**Exercise directions**
Copy all lines of the listing that include the string "desc".
»»
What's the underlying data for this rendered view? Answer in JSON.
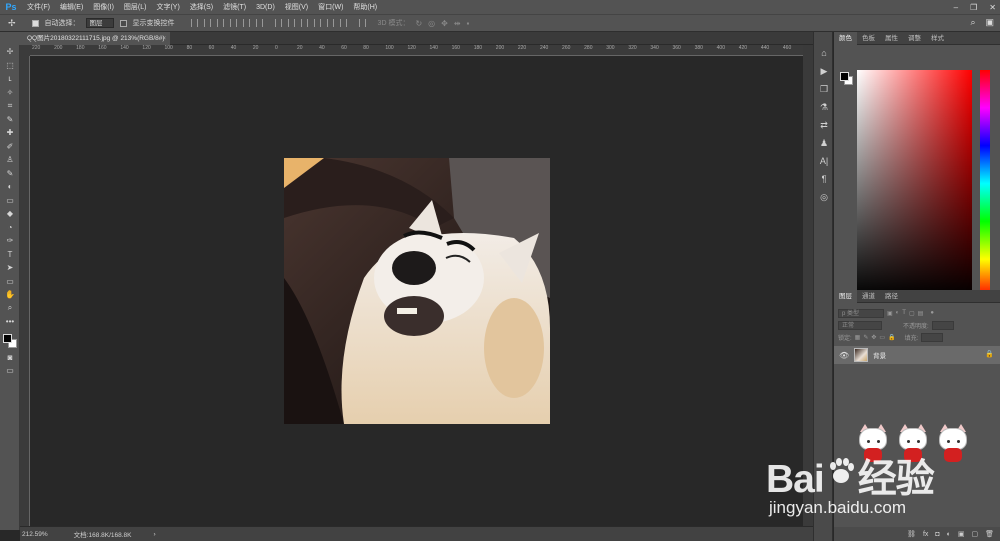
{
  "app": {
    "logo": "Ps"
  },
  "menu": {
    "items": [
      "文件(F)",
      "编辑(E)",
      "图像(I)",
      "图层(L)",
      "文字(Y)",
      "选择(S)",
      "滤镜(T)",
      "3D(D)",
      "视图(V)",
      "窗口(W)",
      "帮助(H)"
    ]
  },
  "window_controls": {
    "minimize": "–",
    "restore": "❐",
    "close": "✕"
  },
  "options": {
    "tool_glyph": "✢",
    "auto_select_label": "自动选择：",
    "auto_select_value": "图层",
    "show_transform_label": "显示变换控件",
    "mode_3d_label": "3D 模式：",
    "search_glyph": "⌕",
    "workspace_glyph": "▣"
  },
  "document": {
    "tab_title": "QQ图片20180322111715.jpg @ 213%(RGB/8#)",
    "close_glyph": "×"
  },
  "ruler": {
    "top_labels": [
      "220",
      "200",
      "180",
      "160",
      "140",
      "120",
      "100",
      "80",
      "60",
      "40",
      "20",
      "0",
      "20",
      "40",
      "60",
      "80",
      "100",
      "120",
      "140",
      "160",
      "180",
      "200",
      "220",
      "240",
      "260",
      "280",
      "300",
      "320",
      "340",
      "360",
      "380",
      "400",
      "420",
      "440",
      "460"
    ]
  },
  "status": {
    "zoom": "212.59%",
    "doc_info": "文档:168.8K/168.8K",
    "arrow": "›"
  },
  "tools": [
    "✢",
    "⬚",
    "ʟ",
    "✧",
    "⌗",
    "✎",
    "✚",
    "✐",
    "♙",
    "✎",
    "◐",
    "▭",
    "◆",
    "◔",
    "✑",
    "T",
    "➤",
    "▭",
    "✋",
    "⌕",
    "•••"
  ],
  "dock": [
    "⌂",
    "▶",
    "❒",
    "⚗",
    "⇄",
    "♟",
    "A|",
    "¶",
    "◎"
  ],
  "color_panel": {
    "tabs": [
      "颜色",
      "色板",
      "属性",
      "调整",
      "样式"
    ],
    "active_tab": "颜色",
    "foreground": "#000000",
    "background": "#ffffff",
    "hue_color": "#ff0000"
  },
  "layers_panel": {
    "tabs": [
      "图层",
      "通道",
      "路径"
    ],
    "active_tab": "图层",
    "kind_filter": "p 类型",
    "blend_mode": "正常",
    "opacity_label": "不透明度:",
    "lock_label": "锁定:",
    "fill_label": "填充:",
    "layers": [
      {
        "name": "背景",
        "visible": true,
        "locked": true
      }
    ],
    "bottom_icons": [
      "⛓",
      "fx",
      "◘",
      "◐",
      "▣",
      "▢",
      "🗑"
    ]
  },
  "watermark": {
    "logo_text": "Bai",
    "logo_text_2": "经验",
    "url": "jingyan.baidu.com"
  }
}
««
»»
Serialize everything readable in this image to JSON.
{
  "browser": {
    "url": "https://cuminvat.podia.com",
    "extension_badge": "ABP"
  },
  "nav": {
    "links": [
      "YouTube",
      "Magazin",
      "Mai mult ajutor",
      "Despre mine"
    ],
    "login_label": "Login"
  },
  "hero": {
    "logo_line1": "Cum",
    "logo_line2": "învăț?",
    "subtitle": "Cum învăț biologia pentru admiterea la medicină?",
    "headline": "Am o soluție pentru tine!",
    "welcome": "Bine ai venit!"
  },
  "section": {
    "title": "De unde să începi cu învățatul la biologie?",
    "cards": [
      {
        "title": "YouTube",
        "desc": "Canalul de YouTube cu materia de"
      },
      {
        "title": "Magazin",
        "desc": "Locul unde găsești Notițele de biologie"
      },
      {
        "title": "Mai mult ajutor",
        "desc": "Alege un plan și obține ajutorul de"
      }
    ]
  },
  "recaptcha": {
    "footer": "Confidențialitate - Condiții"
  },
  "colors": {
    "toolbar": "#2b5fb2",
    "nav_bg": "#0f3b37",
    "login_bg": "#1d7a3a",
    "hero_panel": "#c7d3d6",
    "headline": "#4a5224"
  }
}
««
**Output of the task**
        "desc": "Canalul de YouTube cu materia de"
        "desc": "Locul unde găsești Notițele de biologie"
        "desc": "Alege un plan și obține ajutorul de"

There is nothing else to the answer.